If Judd Apatow’s Funny People were a comedy act, which at times it practically is considering the subject matter rooted in the underworld of anonymous and glamorous standup comedy, the second half’s silence would speak volumes about the importance of maintaining that rhythm. Apatow’s emotions are his self-indulgence into a past that saw him room with a younger Adam Sandler (shown during the film’s opening credits) and a future with his real life family. As Funny People plays out, those emotions are let off their leash.
George Simmons (Adam Sandler) is the antithesis of young inexperienced comics living together played by Seth Rogen, Jonah Hill and Jason Schwartzman. His fortune and baggage are immense but his life empty and full of regrets, including the “one” who got away.
The role is uncannily similar to Sandler’s actual career, thrust into riches from films of marginal quality and taste. A great self-defacing gag sees Simmons’ head on a baby body for a movie called Re-Do. He’ll clearly do anything for a buck, even if it means falling victim to the dark side and emptiness of celebrity. Even though the emotional scars are clearly evident, Simmons learns he has a terminal rare form of Leukemia to unnecessarily drive the point home.
Simmons’ diagnosis brings him into contact with young comic Ira Wright (Rogen) creating an intriguing and entertaining dynamic. On one side is an irritable comic on his last legs, hoping to rekindle the good times one last time. On the other is a struggling young comedian awkwardly sampling success for the first time, a natural trait Rogen brings perfectly to the role. Rather than look at a glass half-empty like Simmons, Ira takes a glass half-full approach and soaks up everything around him, even if it means cleaning a millionaire’s toilet or hawking years of freebies on Craigslist and Ebay.
During Simmons’ and Ira’s blossoming relationship in the shadow of looming tragedy, Apatow resorts to what he knows best to pull back from an emotionally driven scene: lascivious comedy.
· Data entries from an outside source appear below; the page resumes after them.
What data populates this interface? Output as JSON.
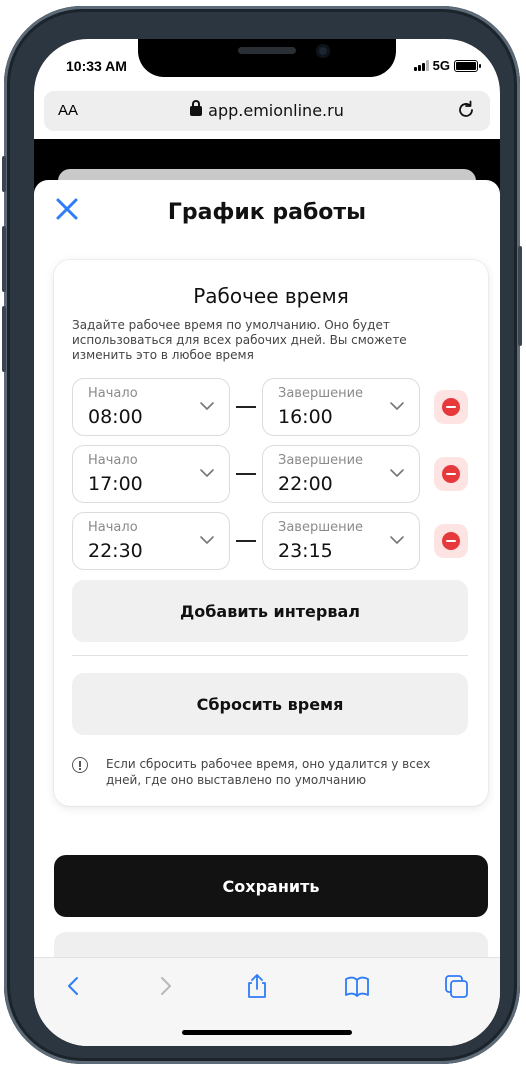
{
  "status_bar": {
    "time": "10:33 AM",
    "network": "5G"
  },
  "browser": {
    "text_size_label": "AA",
    "url": "app.emionline.ru",
    "icons": [
      "lock-icon",
      "reload-icon"
    ]
  },
  "sheet": {
    "title": "График работы",
    "close_icon": "close-icon",
    "accent_color": "#2f7cf6"
  },
  "work_time": {
    "title": "Рабочее время",
    "description": "Задайте рабочее время по умолчанию. Оно будет использоваться для всех рабочих дней. Вы сможете изменить это в любое время",
    "start_label": "Начало",
    "end_label": "Завершение",
    "intervals": [
      {
        "start": "08:00",
        "end": "16:00"
      },
      {
        "start": "17:00",
        "end": "22:00"
      },
      {
        "start": "22:30",
        "end": "23:15"
      }
    ],
    "add_interval_label": "Добавить интервал",
    "reset_label": "Сбросить время",
    "reset_note": "Если сбросить рабочее время, оно удалится у всех дней, где оно выставлено по умолчанию",
    "remove_color": "#e5393c"
  },
  "actions": {
    "save_label": "Сохранить"
  },
  "toolbar": {
    "items": [
      "back-icon",
      "forward-icon",
      "share-icon",
      "bookmarks-icon",
      "tabs-icon"
    ],
    "accent_color": "#2f7cf6"
  }
}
For every five testicle jokes there are ten more penis jokes; some gut-busting funny, others redundant. He even wrote the best lines for cameos including standup veteran Ray Romano, rapper Eminem, and my personal favorite, James Taylor.
Funny People moves along at a steady pace until around the 90 minute mark when a big revelation occurs. Most comedies would be tying up any loose ends around this point, but Apatow launches Funny People down a distinctly different dramatic path. Rather than let an editor tell him “know when to say when,” Funny People digresses into “Family People.”
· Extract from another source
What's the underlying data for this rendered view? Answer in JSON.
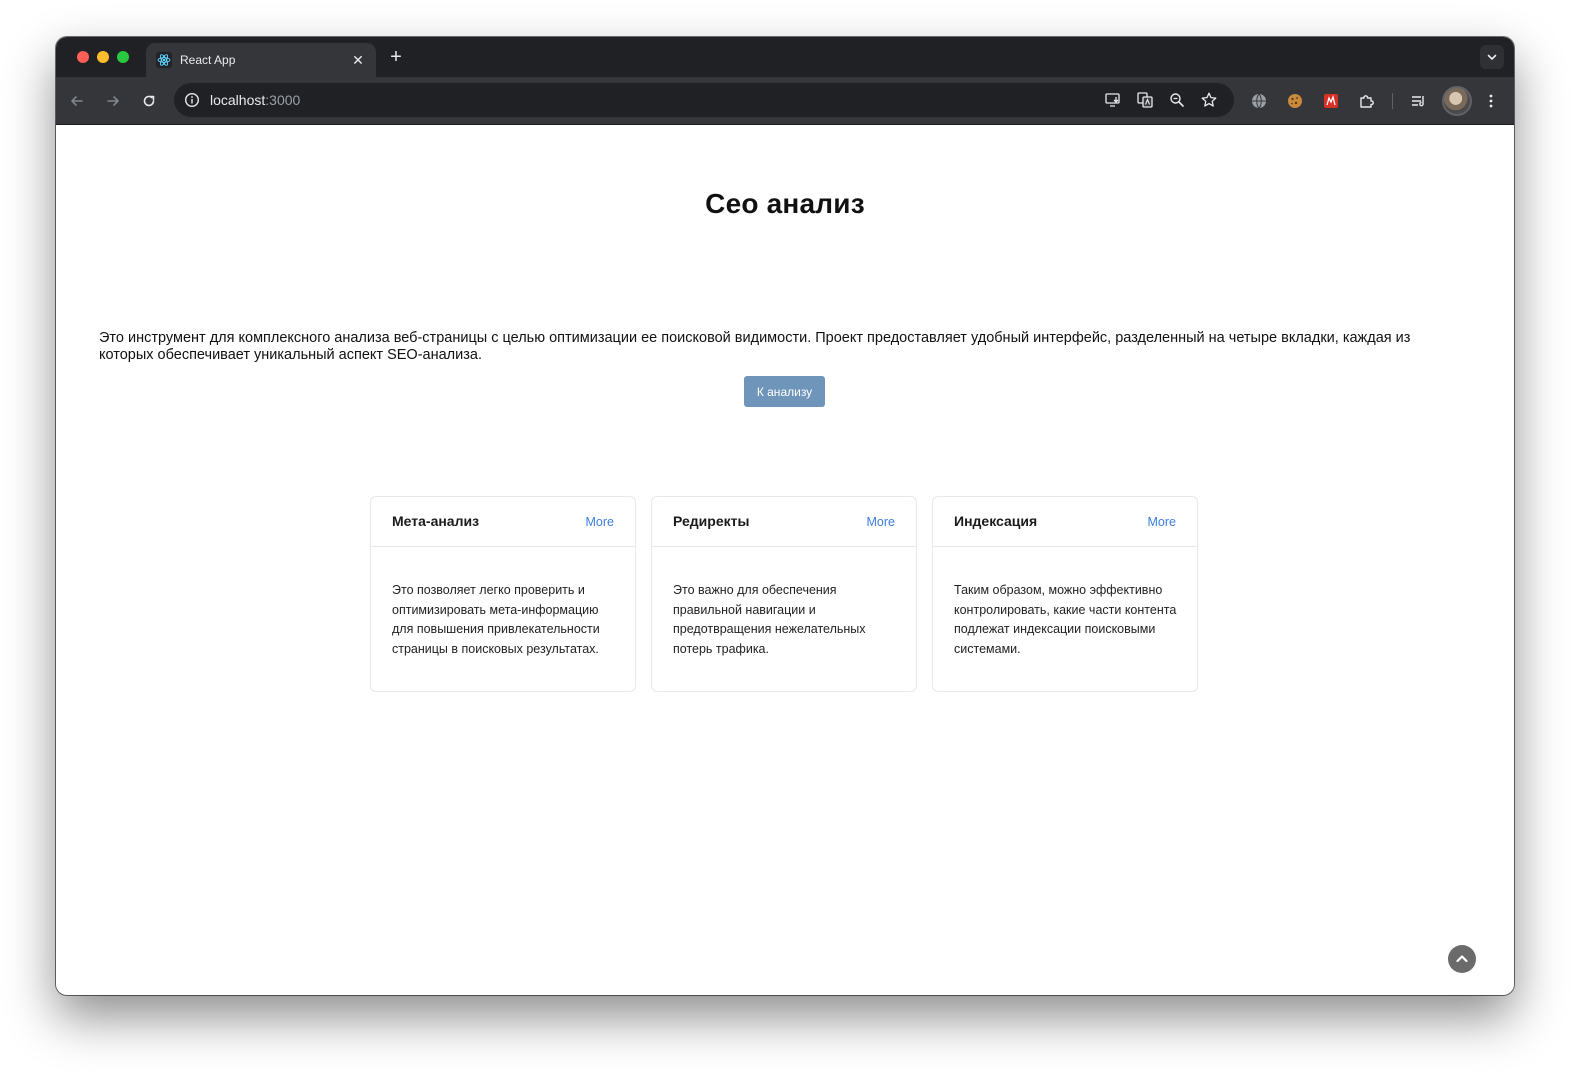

Apatow’s creative decisions make little sense when assessing Funny People as a whole. They make all the sense in the world when considering his motivation. The final 45 minutes are full of his real world wife Leslie Mann and their two young daughters. Leslie is not a bad actress and her role as a ditzy former actress/singer/waiter/whatever else is a fun one, but not appropriate for this film. Her character has far more screen time than Ira’s emotionless yet hilarious love interest Daisy (Aubrey Plaza) or another aspiring comic (Aziz Ansari), each shunned for the sake of playing family favorites.
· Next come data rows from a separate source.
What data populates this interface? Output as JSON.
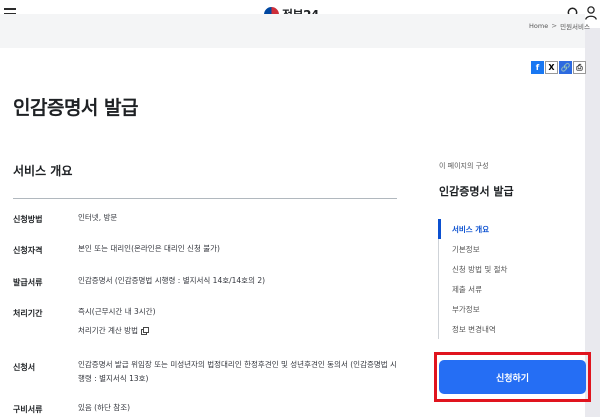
{
  "header": {
    "logo_text": "정부24",
    "menu_icon": "hamburger-icon",
    "search_icon": "search-icon",
    "user_icon": "user-icon"
  },
  "breadcrumb": {
    "home": "Home",
    "separator": ">",
    "current": "민원서비스"
  },
  "share": {
    "facebook": "f",
    "x": "X",
    "link": "🔗",
    "print": "⎙"
  },
  "main": {
    "title": "인감증명서 발급",
    "section_title": "서비스 개요",
    "rows": [
      {
        "label": "신청방법",
        "value": "인터넷, 방문"
      },
      {
        "label": "신청자격",
        "value": "본인 또는 대리인(온라인은 대리인 신청 불가)"
      },
      {
        "label": "발급서류",
        "value": "인감증명서 (인감증명법 시행령 : 별지서식 14호/14호의 2)"
      },
      {
        "label": "처리기간",
        "value": "즉시(근무시간 내 3시간)",
        "link": "처리기간 계산 방법"
      },
      {
        "label": "신청서",
        "value": "인감증명서 발급 위임장 또는 미성년자의 법정대리인 한정후견인 및 성년후견인 동의서 (인감증명법 시행령 : 별지서식 13호)"
      },
      {
        "label": "구비서류",
        "value": "있음 (하단 참조)"
      }
    ]
  },
  "toc": {
    "caption": "이 페이지의 구성",
    "title": "인감증명서 발급",
    "items": [
      "서비스 개요",
      "기본정보",
      "신청 방법 및 절차",
      "제출 서류",
      "부가정보",
      "정보 변경내역"
    ]
  },
  "apply_button": {
    "label": "신청하기"
  },
  "colors": {
    "accent": "#256ef4",
    "highlight": "#e0141e",
    "active": "#0b50d0"
  }
}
Somewhere scrambled within Funny People’s excessively long two-and-a-half hour runtime is a filthy and outrageously funny comedy about camaraderie between actual “funny people” showered with the kind of humor Apatow has built an empire from. By letting his act go silent in the latter half to be taken seriously with family matters, Apatow’s Funny People strays too far from its and its creator’s comfort zone. Sadly for Apatow, the third time in the director’s chair is not a charm.
– Dan Bradley